 Richard Dawkins expresses what borders on admiration for the deist God: “Compared with the Old Testament’s psychotic delinquent, the deist God of the eighteenth-century Enlightenment is an altogether grander being: worthy of his cosmic creation, loftily unconcerned with human affairs, sublimely aloof from our private thoughts and hopes, caring nothing for our messy sins or mumbled contritions. The deist God is a physicist to end all physics, the alpha and omega of mathematicians, the apotheosis of designers; a hyper-engineer who set up the laws and constants of the universe, fine-tuned them with exquisite precision and foreknowledge, detonated what we would now call the hot big bang, retired and was never heard from again.” Dawkins, The God Delusion, 38.
 Alvin Plantinga argues that naturalism is logically inconsistent with evolutionary theory for this very reason. See Alvin Plantinga, “The Dawkins Confusion: Naturalism ad absurdum” in Books & Culture: A Christian Review 13 (2007): 21-24.
 Miroslav Volf puts it sharply: “I believe that you can protest against the evil in the world only if you believe in a good God. Otherwise the protest doesn’t make sense. I protest with God against God.” Miroslav Volf, Free of Charge: Giving and Forgiving in a Culture Stripped of Grace (Grand Rapids: Zondervan, 2005), 229.
 Neiman, 216.
 The themes of protest and lament are found throughout Scripture. The Psalms, Israel’s and the church’s prayer-book, frequently ring out with the cry “how long?” The books of Job and Ecclesiastes also wrestle mightily with the problem of evil within the framework of belief in a good God. The biblical authors consider it entirely appropriate, apparently, to hold God accountable, to put it only slightly less reverently than they do, for the world of their experience in light of the goodness and justice of God.
 This is the position advocated by Loyal Rue. Noting that any feature of the world that is as universal as religious belief must have been profoundly evolutionarily advantageous, Rue argues that we should continue to promote it, regardless of whether or not it is true. See Loyal Rue, By the Grace of Guile: The Role of Deception in Natural History and Human Affairs (New York: Oxford University Press, 1994); Religion is Not about God: How Spiritual Traditions Nurture Our Biological Nature and What to Expect When They Fail (New Brunswick: Rutgers University Press, 2004).
Ryan Dueck lives in southern Alberta, Canada, with his wife, Naomi, and his twins, Claire and Nicholas.
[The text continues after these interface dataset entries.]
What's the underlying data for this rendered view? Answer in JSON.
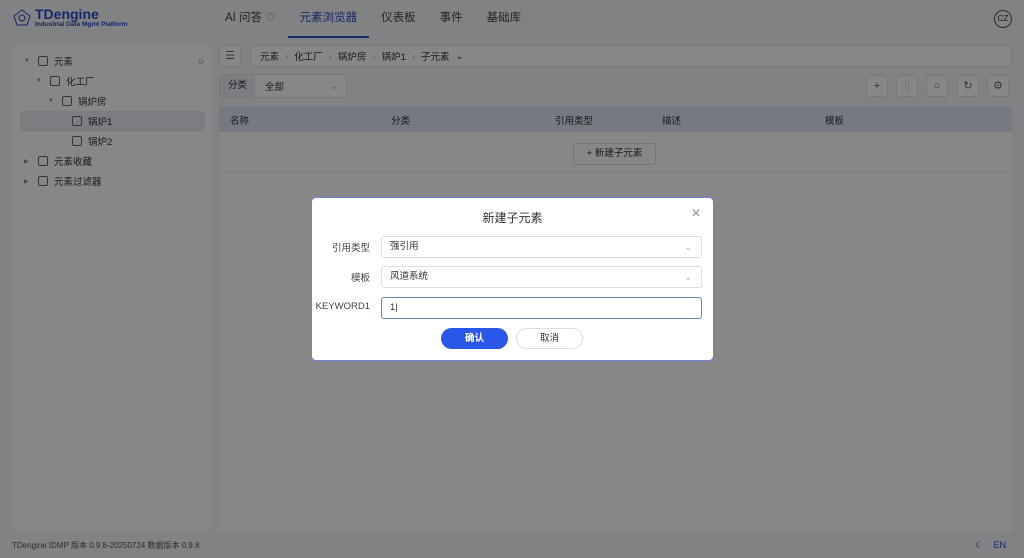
{
  "header": {
    "brand": "TDengine",
    "subtitle": "Industrial Data Mgmt Platform",
    "nav": [
      "AI 问答",
      "元素浏览器",
      "仪表板",
      "事件",
      "基础库"
    ],
    "active_nav": "元素浏览器",
    "avatar": "CZ"
  },
  "tree": {
    "items": [
      {
        "label": "元素"
      },
      {
        "label": "化工厂"
      },
      {
        "label": "锅炉房"
      },
      {
        "label": "锅炉1"
      },
      {
        "label": "锅炉2"
      },
      {
        "label": "元素收藏"
      },
      {
        "label": "元素过滤器"
      }
    ]
  },
  "breadcrumb": [
    "元素",
    "化工厂",
    "锅炉房",
    "锅炉1",
    "子元素"
  ],
  "filter": {
    "label": "分类",
    "value": "全部"
  },
  "table": {
    "columns": [
      "名称",
      "分类",
      "引用类型",
      "描述",
      "模板"
    ],
    "new_button": "新建子元素"
  },
  "footer": {
    "version": "TDengine IDMP 版本 0.9.8-20250724 数据版本 0.9.8",
    "lang": "EN"
  },
  "modal": {
    "title": "新建子元素",
    "fields": [
      {
        "label": "引用类型",
        "value": "强引用"
      },
      {
        "label": "模板",
        "value": "风道系统"
      },
      {
        "label": "KEYWORD1",
        "value": "1"
      }
    ],
    "ok": "确认",
    "cancel": "取消"
  }
}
He blogs at Rumblings, and he is currently helping to lead a small Mennonite church that seeks to embody the peace, simplicity, and hope of the gospel of Christ in a noisy and conflicted culture. As all good Canadians must, he loves ice hockey, as well as soccer, books, good coffee, motorcycles, and mountains.